◆ **Task objective**
Please determine how many lines of the material include the word "this", and respond with nothing but that number.

(Input data begins)

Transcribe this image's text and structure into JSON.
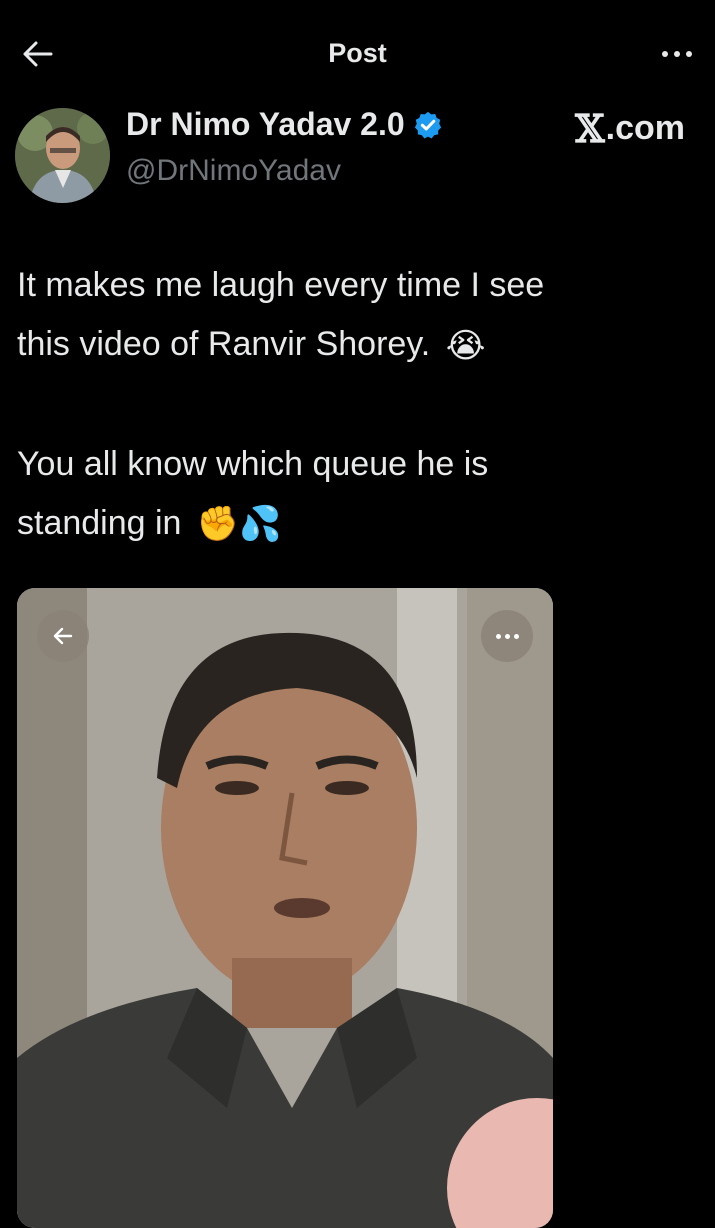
{
  "header": {
    "title": "Post",
    "back_icon": "arrow-left-icon",
    "more_icon": "more-horizontal-icon"
  },
  "author": {
    "display_name": "Dr Nimo Yadav 2.0",
    "handle": "@DrNimoYadav",
    "verified_color": "#1d9bf0",
    "source_label": ".com",
    "source_logo": "𝕏"
  },
  "tweet": {
    "line1": "It makes me laugh every time I see",
    "line2": "this video of Ranvir Shorey.",
    "line2_emoji": "😭",
    "line3": "You all know which queue he is",
    "line4": "standing in",
    "line4_emojis": "✊💦"
  },
  "media": {
    "back_icon": "arrow-left-icon",
    "more_icon": "more-horizontal-icon"
  },
  "colors": {
    "background": "#000000",
    "text_primary": "#e7e9ea",
    "text_secondary": "#71767b",
    "accent": "#1d9bf0"
  }
}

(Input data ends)

◆ **Expected answer**
2